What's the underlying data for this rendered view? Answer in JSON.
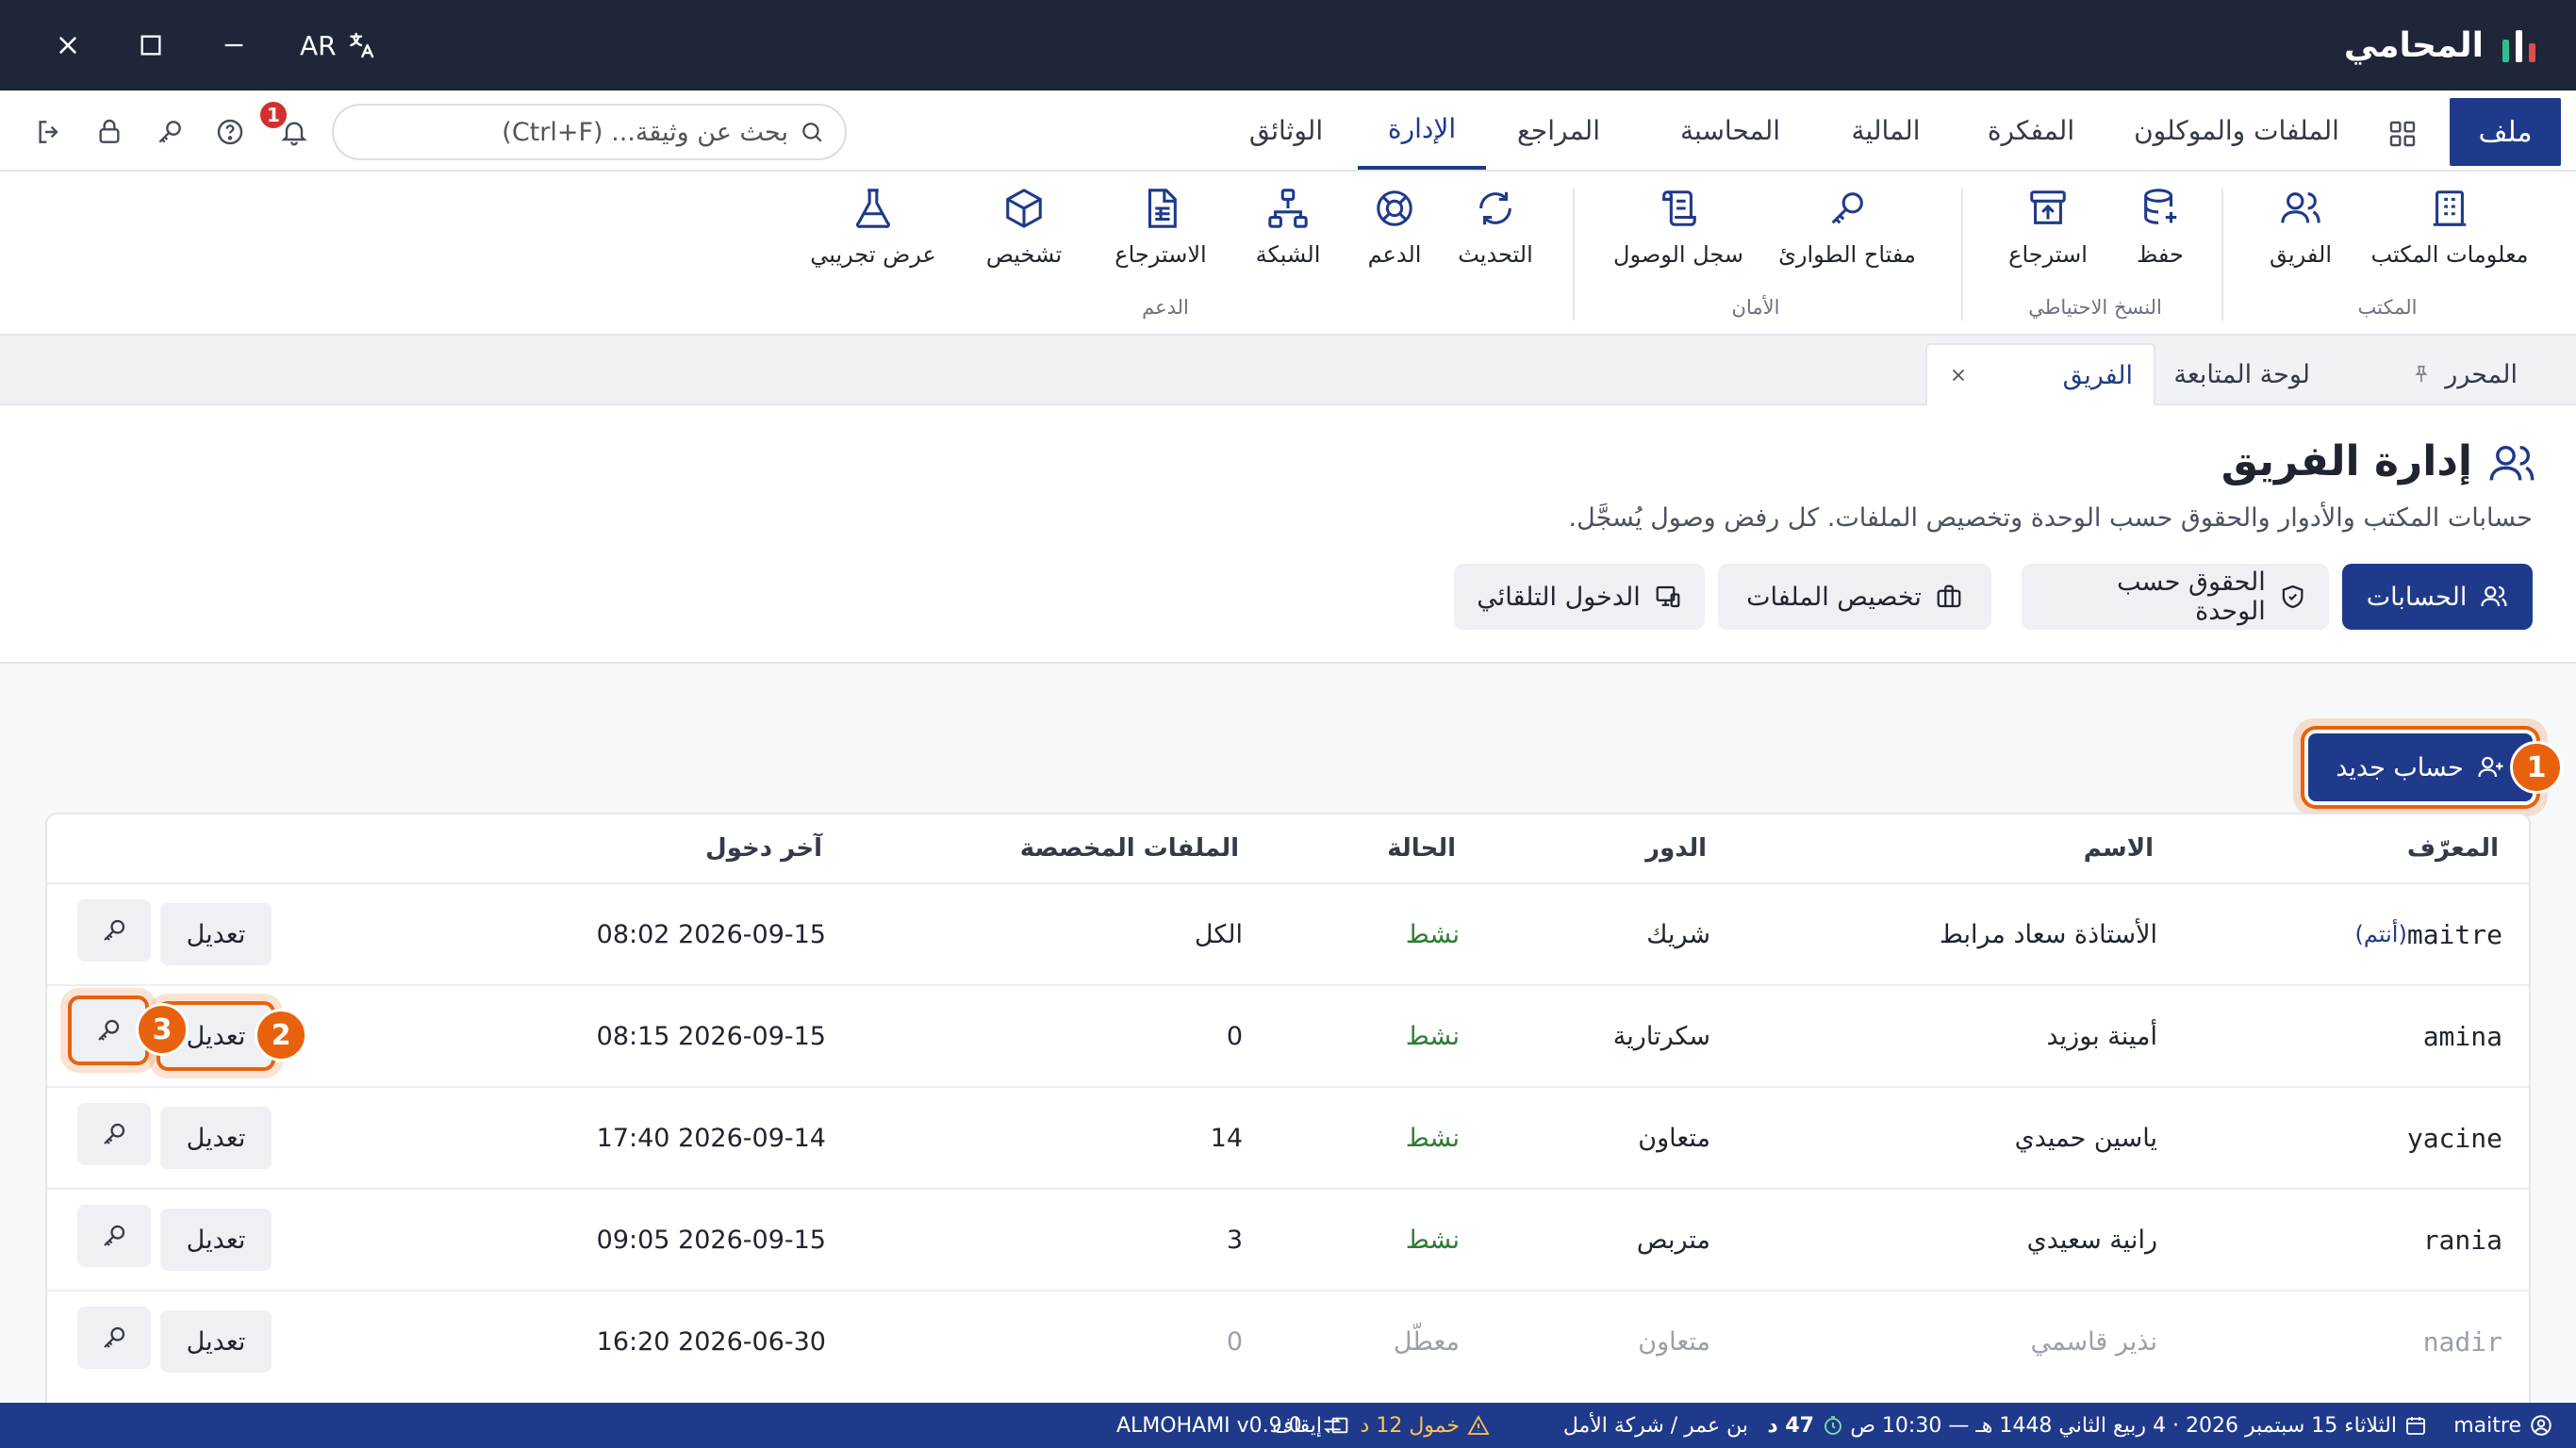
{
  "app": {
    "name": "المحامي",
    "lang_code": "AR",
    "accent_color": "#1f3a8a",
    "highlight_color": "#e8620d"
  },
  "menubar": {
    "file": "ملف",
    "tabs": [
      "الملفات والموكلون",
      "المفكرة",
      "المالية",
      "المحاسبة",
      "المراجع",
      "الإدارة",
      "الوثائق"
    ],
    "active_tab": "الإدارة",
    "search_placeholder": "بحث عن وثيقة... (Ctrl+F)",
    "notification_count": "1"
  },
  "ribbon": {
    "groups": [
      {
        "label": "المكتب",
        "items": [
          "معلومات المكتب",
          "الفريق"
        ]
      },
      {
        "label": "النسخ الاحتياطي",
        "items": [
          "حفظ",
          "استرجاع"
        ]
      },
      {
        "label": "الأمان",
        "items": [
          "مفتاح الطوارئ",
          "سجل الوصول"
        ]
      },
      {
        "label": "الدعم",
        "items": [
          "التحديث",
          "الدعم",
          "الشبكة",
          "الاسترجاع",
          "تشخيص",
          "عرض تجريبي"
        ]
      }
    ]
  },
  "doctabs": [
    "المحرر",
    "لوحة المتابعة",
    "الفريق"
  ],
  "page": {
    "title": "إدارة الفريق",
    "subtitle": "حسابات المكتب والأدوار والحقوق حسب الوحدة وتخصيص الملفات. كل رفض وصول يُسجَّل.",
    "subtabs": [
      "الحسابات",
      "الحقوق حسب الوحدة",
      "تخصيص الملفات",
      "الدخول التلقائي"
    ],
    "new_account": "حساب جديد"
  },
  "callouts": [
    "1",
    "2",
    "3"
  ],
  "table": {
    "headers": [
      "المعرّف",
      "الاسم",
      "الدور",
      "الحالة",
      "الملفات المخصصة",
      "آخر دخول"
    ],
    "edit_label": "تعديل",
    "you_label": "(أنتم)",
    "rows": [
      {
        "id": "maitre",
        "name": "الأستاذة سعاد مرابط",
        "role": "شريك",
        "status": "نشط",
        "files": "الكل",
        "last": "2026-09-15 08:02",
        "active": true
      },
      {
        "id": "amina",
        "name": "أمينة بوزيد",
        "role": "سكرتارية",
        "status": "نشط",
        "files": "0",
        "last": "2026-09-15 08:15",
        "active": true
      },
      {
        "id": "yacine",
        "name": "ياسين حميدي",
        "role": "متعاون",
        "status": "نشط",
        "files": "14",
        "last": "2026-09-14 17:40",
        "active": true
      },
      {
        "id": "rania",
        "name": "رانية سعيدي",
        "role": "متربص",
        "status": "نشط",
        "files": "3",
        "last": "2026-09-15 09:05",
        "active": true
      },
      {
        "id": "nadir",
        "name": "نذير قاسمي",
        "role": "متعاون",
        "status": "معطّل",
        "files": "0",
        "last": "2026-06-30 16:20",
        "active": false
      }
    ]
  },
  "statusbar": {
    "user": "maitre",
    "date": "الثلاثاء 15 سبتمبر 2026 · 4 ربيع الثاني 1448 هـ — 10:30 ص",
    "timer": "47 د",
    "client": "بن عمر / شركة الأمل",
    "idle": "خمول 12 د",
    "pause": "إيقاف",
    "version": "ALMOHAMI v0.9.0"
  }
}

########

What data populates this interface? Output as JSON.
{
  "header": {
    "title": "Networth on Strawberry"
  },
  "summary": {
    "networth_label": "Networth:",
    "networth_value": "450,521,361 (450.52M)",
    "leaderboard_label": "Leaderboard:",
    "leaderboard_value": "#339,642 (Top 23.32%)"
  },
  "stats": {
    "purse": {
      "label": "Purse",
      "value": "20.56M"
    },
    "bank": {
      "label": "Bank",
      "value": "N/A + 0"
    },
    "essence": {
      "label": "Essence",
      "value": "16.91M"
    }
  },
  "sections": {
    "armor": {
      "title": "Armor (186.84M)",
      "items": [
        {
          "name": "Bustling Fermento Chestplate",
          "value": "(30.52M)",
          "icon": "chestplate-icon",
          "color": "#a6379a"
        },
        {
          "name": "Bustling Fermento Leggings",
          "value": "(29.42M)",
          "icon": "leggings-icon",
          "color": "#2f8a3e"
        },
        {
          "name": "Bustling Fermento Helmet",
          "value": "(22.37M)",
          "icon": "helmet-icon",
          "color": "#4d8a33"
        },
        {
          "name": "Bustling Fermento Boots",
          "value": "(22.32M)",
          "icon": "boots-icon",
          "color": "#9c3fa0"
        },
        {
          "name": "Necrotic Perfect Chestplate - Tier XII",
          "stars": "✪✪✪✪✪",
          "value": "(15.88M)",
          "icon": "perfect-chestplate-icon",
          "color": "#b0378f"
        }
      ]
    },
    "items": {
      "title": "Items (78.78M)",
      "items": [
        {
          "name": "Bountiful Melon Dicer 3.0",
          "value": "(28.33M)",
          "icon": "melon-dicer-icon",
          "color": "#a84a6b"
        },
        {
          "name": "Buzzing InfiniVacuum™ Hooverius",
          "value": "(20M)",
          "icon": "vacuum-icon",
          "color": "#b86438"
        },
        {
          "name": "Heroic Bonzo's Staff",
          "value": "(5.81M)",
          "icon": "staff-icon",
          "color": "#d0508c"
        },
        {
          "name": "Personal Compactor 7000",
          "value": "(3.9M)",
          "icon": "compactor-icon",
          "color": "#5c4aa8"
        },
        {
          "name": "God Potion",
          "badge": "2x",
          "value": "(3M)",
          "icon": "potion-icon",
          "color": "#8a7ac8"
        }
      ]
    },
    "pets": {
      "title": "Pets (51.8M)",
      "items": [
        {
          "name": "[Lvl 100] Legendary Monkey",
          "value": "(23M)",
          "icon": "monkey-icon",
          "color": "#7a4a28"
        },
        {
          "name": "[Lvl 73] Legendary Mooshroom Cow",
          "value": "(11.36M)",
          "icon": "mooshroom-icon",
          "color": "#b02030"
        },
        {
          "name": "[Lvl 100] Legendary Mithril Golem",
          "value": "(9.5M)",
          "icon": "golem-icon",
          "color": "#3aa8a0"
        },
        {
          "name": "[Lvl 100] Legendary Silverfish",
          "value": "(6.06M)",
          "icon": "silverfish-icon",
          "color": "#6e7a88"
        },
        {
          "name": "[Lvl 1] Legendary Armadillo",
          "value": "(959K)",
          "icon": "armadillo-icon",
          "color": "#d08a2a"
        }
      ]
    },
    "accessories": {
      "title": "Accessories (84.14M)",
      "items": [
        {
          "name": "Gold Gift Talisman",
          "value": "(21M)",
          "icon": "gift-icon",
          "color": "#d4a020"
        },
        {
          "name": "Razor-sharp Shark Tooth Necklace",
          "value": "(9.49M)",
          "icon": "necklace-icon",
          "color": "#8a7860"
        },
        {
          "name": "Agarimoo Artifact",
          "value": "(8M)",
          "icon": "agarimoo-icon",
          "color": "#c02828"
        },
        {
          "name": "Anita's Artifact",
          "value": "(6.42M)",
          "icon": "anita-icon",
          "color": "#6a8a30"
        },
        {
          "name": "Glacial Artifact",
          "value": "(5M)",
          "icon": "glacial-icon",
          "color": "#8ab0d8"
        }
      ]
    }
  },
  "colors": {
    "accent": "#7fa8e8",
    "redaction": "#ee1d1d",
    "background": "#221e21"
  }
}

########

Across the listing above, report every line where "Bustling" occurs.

▶ PROBLEM SOLUTION:
          "name": "Bustling Fermento Chestplate",
          "name": "Bustling Fermento Leggings",
          "name": "Bustling Fermento Helmet",
          "name": "Bustling Fermento Boots",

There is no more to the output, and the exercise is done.